■ **Problem to solve**
Please write out all of the entries without altering anything.

[Excerpts from an interface dataset]
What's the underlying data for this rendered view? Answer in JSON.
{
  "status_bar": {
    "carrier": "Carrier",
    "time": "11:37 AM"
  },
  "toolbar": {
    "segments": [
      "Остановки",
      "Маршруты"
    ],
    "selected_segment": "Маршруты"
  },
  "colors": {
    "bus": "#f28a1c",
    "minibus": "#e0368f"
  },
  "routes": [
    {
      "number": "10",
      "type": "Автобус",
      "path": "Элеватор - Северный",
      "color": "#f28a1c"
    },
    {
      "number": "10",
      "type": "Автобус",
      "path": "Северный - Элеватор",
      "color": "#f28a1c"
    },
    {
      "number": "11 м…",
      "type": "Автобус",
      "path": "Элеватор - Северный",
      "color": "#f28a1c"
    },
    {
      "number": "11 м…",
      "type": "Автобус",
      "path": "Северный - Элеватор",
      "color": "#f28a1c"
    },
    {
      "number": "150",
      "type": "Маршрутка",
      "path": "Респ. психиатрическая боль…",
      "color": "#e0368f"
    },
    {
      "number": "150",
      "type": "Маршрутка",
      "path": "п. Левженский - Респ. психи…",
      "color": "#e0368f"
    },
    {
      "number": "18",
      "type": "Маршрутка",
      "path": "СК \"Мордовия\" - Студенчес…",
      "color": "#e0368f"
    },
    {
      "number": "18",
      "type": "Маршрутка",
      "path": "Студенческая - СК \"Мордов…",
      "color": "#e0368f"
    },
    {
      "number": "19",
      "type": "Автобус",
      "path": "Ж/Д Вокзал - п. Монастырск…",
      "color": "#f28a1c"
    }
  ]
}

■ **Task output**
What's the underlying data for this rendered view? Answer in JSON.
{
  "status_bar": {
    "carrier": "Carrier",
    "time": "11:37 AM"
  },
  "toolbar": {
    "segments": [
      "Остановки",
      "Маршруты"
    ],
    "selected_segment": "Маршруты"
  },
  "colors": {
    "bus": "#f28a1c",
    "minibus": "#e0368f"
  },
  "routes": [
    {
      "number": "10",
      "type": "Автобус",
      "path": "Элеватор - Северный",
      "color": "#f28a1c"
    },
    {
      "number": "10",
      "type": "Автобус",
      "path": "Северный - Элеватор",
      "color": "#f28a1c"
    },
    {
      "number": "11 м…",
      "type": "Автобус",
      "path": "Элеватор - Северный",
      "color": "#f28a1c"
    },
    {
      "number": "11 м…",
      "type": "Автобус",
      "path": "Северный - Элеватор",
      "color": "#f28a1c"
    },
    {
      "number": "150",
      "type": "Маршрутка",
      "path": "Респ. психиатрическая боль…",
      "color": "#e0368f"
    },
    {
      "number": "150",
      "type": "Маршрутка",
      "path": "п. Левженский - Респ. психи…",
      "color": "#e0368f"
    },
    {
      "number": "18",
      "type": "Маршрутка",
      "path": "СК \"Мордовия\" - Студенчес…",
      "color": "#e0368f"
    },
    {
      "number": "18",
      "type": "Маршрутка",
      "path": "Студенческая - СК \"Мордов…",
      "color": "#e0368f"
    },
    {
      "number": "19",
      "type": "Автобус",
      "path": "Ж/Д Вокзал - п. Монастырск…",
      "color": "#f28a1c"
    }
  ]
}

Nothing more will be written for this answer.